This technology is applicable to medium stress structural materials to make components, such as break pad and engine blocks, lighter and cheaper.
Silicon, the second most abundant element on earth, exhibits the strength, high hardness, and low density of popular engineering ceramics but is much cheaper to manufacture and process, thus making it a promising material for many mechanical and structural applications. However, pure silicon is fairly brittle at room temperature, which limits its usefulness as a structural material. This technology develops silicon-based alloys containing at least 50% silicon by weight, which allows the alloy to benefit from silicon's low density and price while not suffering from the brittleness of pure silicon.
Pure silicon can withstand large stresses before permanently deforming. However, this high strength makes silicon very brittle since a small amount of deformation would dissipate local concentrations of high stress and, as a result, slow down crack propagation. This technology alloys silicon with other elements to reduce brittleness. When silicon is melted with another element at the eutectic composition and cast into a mold, cubic silicon and silicide phases can exist simultaneous in the cooled structure. The silicide phases serve as obstacles to crack propagation and helps to bridge cracks by slightly delaminating when the structure is under high stress.
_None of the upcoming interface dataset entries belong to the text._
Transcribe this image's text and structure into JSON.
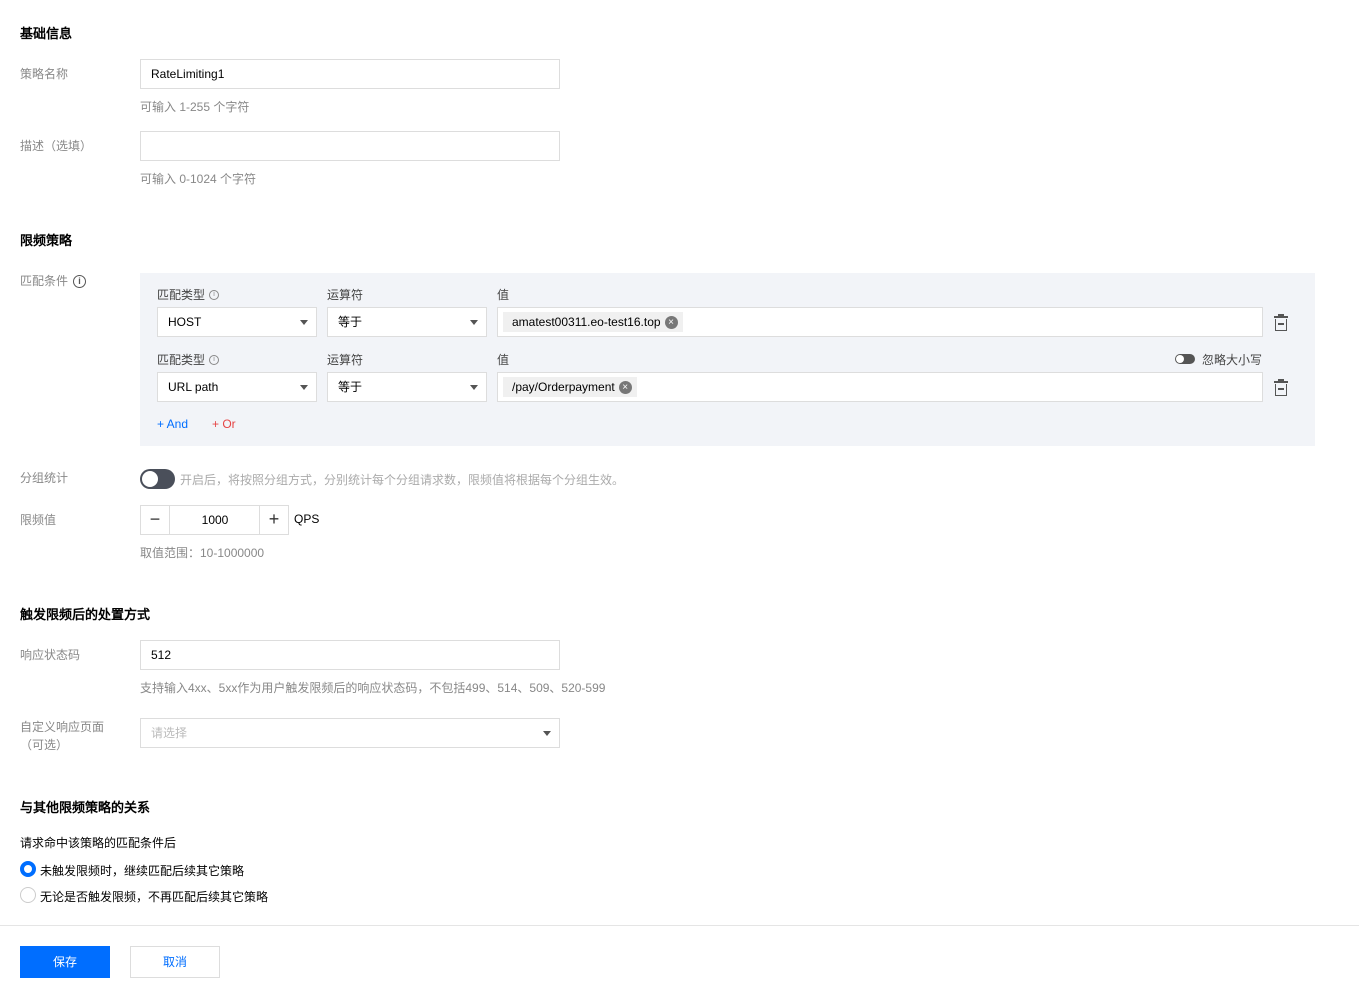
{
  "basic": {
    "title": "基础信息",
    "name_label": "策略名称",
    "name_value": "RateLimiting1",
    "name_hint": "可输入 1-255 个字符",
    "desc_label": "描述（选填）",
    "desc_value": "",
    "desc_hint": "可输入 0-1024 个字符"
  },
  "limit": {
    "title": "限频策略",
    "match_label": "匹配条件",
    "conditions": [
      {
        "type_label": "匹配类型",
        "op_label": "运算符",
        "value_label": "值",
        "type": "HOST",
        "op": "等于",
        "tag": "amatest00311.eo-test16.top"
      },
      {
        "type_label": "匹配类型",
        "op_label": "运算符",
        "value_label": "值",
        "type": "URL path",
        "op": "等于",
        "tag": "/pay/Orderpayment",
        "ignore_case_label": "忽略大小写"
      }
    ],
    "and_label": "+ And",
    "or_label": "+ Or",
    "group_label": "分组统计",
    "group_desc": "开启后，将按照分组方式，分别统计每个分组请求数，限频值将根据每个分组生效。",
    "rate_label": "限频值",
    "rate_value": "1000",
    "rate_unit": "QPS",
    "rate_hint": "取值范围：10-1000000"
  },
  "action": {
    "title": "触发限频后的处置方式",
    "code_label": "响应状态码",
    "code_value": "512",
    "code_hint": "支持输入4xx、5xx作为用户触发限频后的响应状态码，不包括499、514、509、520-599",
    "page_label_1": "自定义响应页面",
    "page_label_2": "（可选）",
    "page_placeholder": "请选择"
  },
  "relation": {
    "title": "与其他限频策略的关系",
    "question": "请求命中该策略的匹配条件后",
    "options": [
      "未触发限频时，继续匹配后续其它策略",
      "无论是否触发限频，不再匹配后续其它策略"
    ]
  },
  "footer": {
    "save": "保存",
    "cancel": "取消"
  },
  "colors": {
    "primary": "#006eff",
    "or": "#e54545"
  }
}
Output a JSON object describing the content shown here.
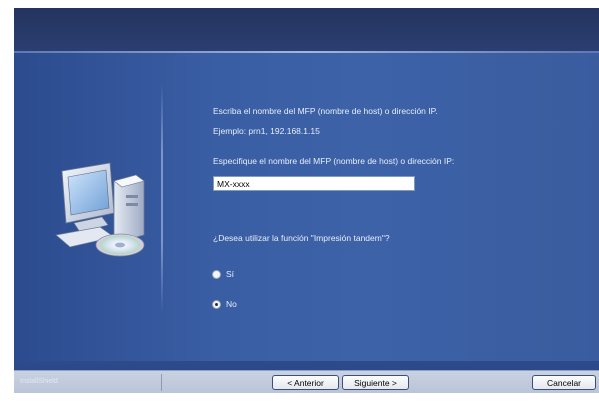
{
  "instructions": {
    "line1": "Escriba el nombre del MFP (nombre de host) o dirección IP.",
    "line2": "Ejemplo: prn1, 192.168.1.15",
    "line3": "Especifique el nombre del MFP (nombre de host) o dirección IP:"
  },
  "host_field": {
    "value": "MX-xxxx"
  },
  "tandem": {
    "question": "¿Desea utilizar la función \"Impresión tandem\"?",
    "options": [
      {
        "label": "Sí",
        "checked": false
      },
      {
        "label": "No",
        "checked": true
      }
    ]
  },
  "footer": {
    "brand": "InstallShield",
    "back_label": "< Anterior",
    "next_label": "Siguiente >",
    "cancel_label": "Cancelar"
  },
  "icons": [
    "computer-cd-icon",
    "radio-icon"
  ]
}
These mechanisms hinder the spread of microscopic cracks and allow the alloy to be several times tougher than pure silicon.
- High-toughness silicon-based alloys
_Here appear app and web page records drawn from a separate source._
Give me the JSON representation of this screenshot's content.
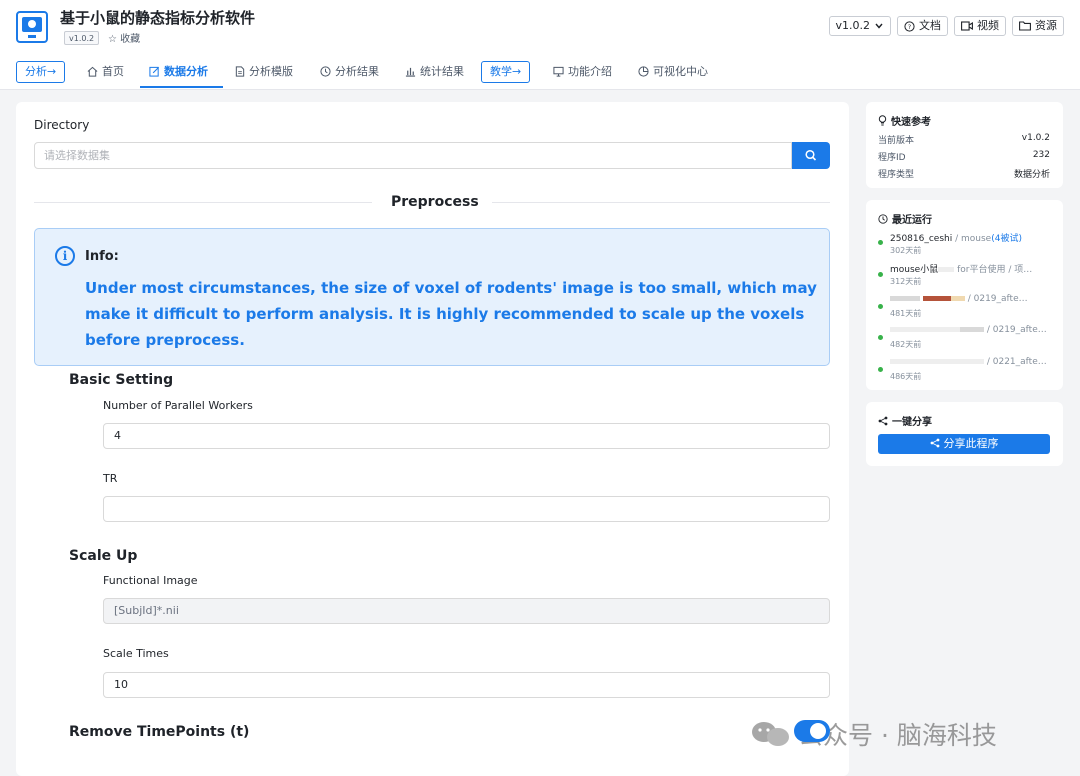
{
  "header": {
    "title": "基于小鼠的静态指标分析软件",
    "version_badge": "v1.0.2",
    "favorite": "☆ 收藏",
    "version_select": "v1.0.2",
    "docs": "文档",
    "video": "视频",
    "resources": "资源"
  },
  "nav": {
    "analysis_pill": "分析→",
    "home": "首页",
    "data_analysis": "数据分析",
    "templates": "分析模版",
    "results": "分析结果",
    "stats": "统计结果",
    "teaching_pill": "教学→",
    "features": "功能介绍",
    "viz": "可视化中心"
  },
  "main": {
    "directory_label": "Directory",
    "directory_placeholder": "请选择数据集",
    "section_title": "Preprocess",
    "info_title": "Info:",
    "info_text": "Under most circumstances, the size of voxel of rodents' image is too small, which may make it difficult to perform analysis. It is highly recommended to scale up the voxels before preprocess.",
    "basic_setting": "Basic Setting",
    "workers_label": "Number of Parallel Workers",
    "workers_value": "4",
    "tr_label": "TR",
    "tr_value": "",
    "scale_up": "Scale Up",
    "functional_label": "Functional Image",
    "functional_value": "[SubjId]*.nii",
    "scale_times_label": "Scale Times",
    "scale_times_value": "10",
    "remove_timepoints": "Remove TimePoints (t)"
  },
  "quickref": {
    "title": "快速参考",
    "rows": [
      {
        "k": "当前版本",
        "v": "v1.0.2"
      },
      {
        "k": "程序ID",
        "v": "232"
      },
      {
        "k": "程序类型",
        "v": "数据分析"
      }
    ]
  },
  "recent": {
    "title": "最近运行",
    "runs": [
      {
        "name": "250816_ceshi",
        "sub": " / mouse",
        "tag": "(4被试)",
        "time": "302天前"
      },
      {
        "name": "mouse小鼠",
        "sub": " for平台使用 / 项…",
        "tag": "",
        "time": "312天前"
      },
      {
        "name": "",
        "sub": " / 0219_afte…",
        "tag": "",
        "time": "481天前"
      },
      {
        "name": "",
        "sub": " / 0219_afte…",
        "tag": "",
        "time": "482天前"
      },
      {
        "name": "",
        "sub": " / 0221_afte…",
        "tag": "",
        "time": "486天前"
      }
    ]
  },
  "share": {
    "title": "一键分享",
    "button": "分享此程序"
  },
  "watermark": "公众号 · 脑海科技",
  "colors": {
    "accent": "#1b7ae8",
    "info_bg": "#e6f1fd",
    "status_green": "#38b24a"
  }
}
- Light-weight and cheap structural material
- Can be manufactured through low-cost casting processes